> _Goal of the exercise_
Each line with the word "circle" must appear in the answer, copied from the records.

> _Data section_
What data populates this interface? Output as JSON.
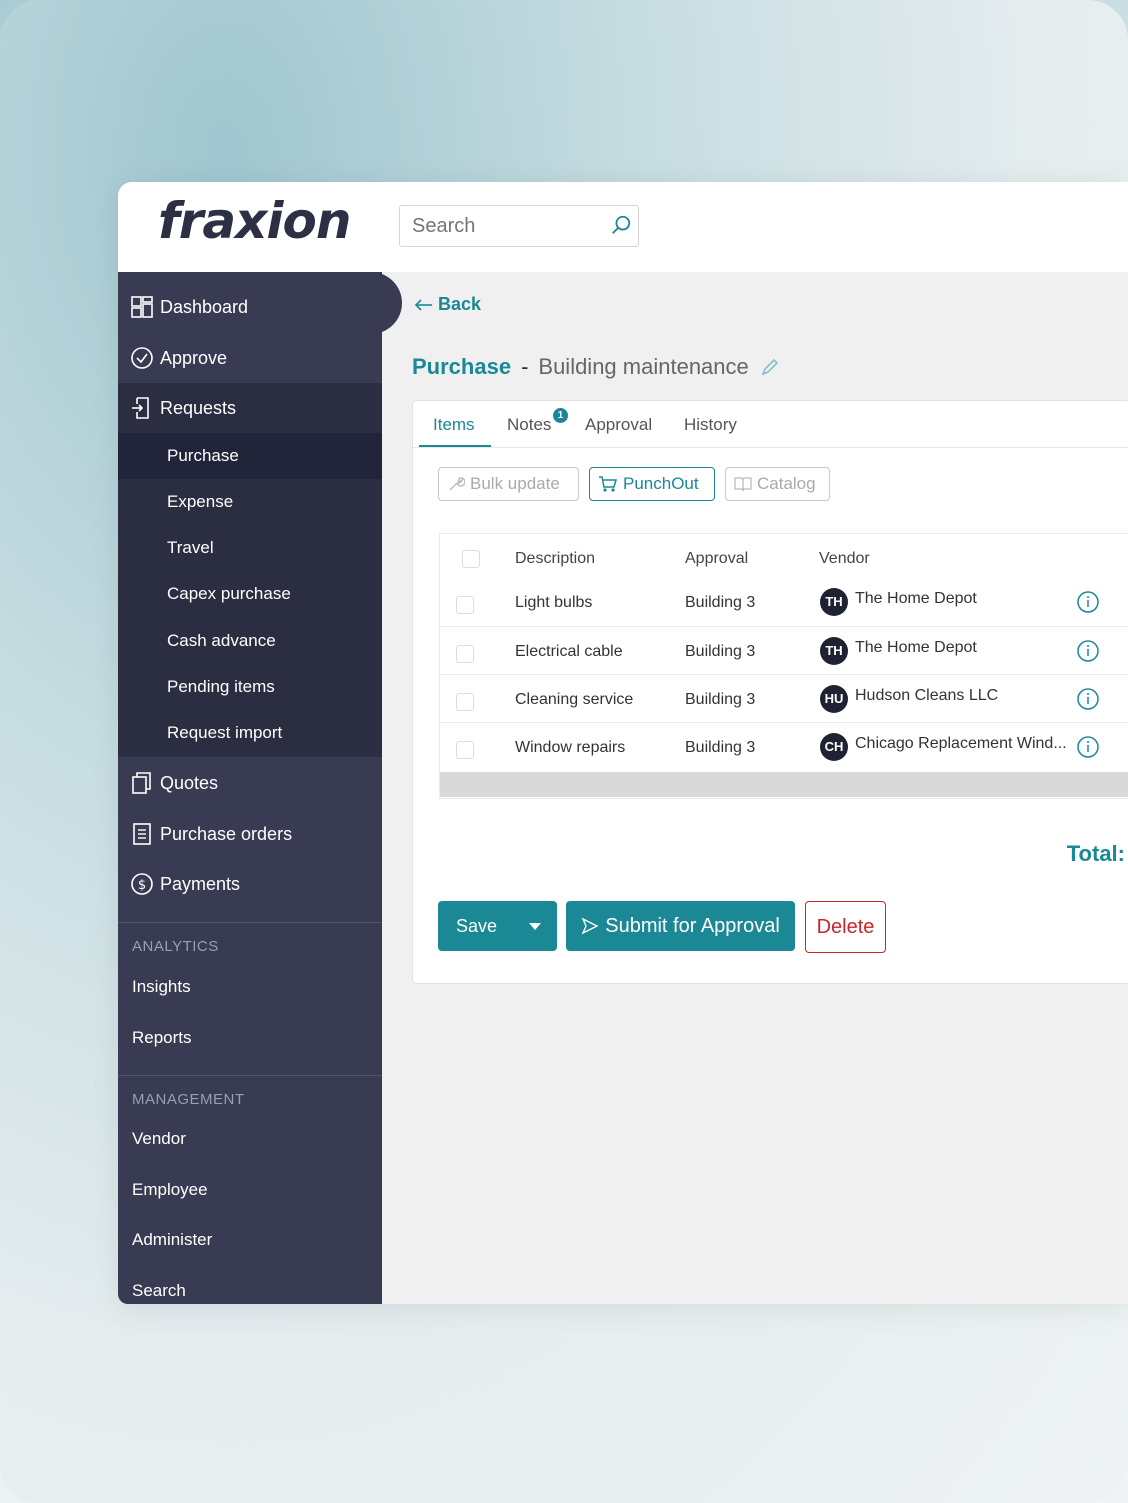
{
  "app": {
    "logo": "fraxion"
  },
  "search": {
    "placeholder": "Search"
  },
  "sidebar": {
    "main": [
      {
        "label": "Dashboard",
        "icon": "dashboard-icon"
      },
      {
        "label": "Approve",
        "icon": "check-circle-icon"
      },
      {
        "label": "Requests",
        "icon": "request-icon"
      }
    ],
    "requests_sub": [
      {
        "label": "Purchase",
        "selected": true
      },
      {
        "label": "Expense"
      },
      {
        "label": "Travel"
      },
      {
        "label": "Capex purchase"
      },
      {
        "label": "Cash advance"
      },
      {
        "label": "Pending items"
      },
      {
        "label": "Request import"
      }
    ],
    "more": [
      {
        "label": "Quotes",
        "icon": "quotes-icon"
      },
      {
        "label": "Purchase orders",
        "icon": "document-icon"
      },
      {
        "label": "Payments",
        "icon": "dollar-circle-icon"
      }
    ],
    "analytics": {
      "heading": "ANALYTICS",
      "items": [
        "Insights",
        "Reports"
      ]
    },
    "management": {
      "heading": "MANAGEMENT",
      "items": [
        "Vendor",
        "Employee",
        "Administer",
        "Search"
      ]
    }
  },
  "page": {
    "back": "Back",
    "title": "Purchase",
    "separator": "-",
    "subtitle": "Building maintenance"
  },
  "tabs": [
    {
      "label": "Items",
      "active": true
    },
    {
      "label": "Notes",
      "badge": "1"
    },
    {
      "label": "Approval"
    },
    {
      "label": "History"
    }
  ],
  "toolbar": {
    "bulk_update": "Bulk update",
    "punchout": "PunchOut",
    "catalog": "Catalog"
  },
  "table": {
    "headers": [
      "Description",
      "Approval",
      "Vendor"
    ],
    "rows": [
      {
        "description": "Light bulbs",
        "approval": "Building 3",
        "vendor_initials": "TH",
        "vendor": "The Home Depot"
      },
      {
        "description": "Electrical cable",
        "approval": "Building 3",
        "vendor_initials": "TH",
        "vendor": "The Home Depot"
      },
      {
        "description": "Cleaning service",
        "approval": "Building 3",
        "vendor_initials": "HU",
        "vendor": "Hudson Cleans LLC"
      },
      {
        "description": "Window repairs",
        "approval": "Building 3",
        "vendor_initials": "CH",
        "vendor": "Chicago Replacement Wind..."
      }
    ]
  },
  "total_label": "Total:",
  "actions": {
    "save": "Save",
    "submit": "Submit for Approval",
    "delete": "Delete"
  },
  "colors": {
    "accent": "#1b8896",
    "sidebar": "#383b52",
    "delete": "#c62828"
  }
}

> _Response for this exercise_
        "icon": "check-circle-icon"
        "icon": "dollar-circle-icon"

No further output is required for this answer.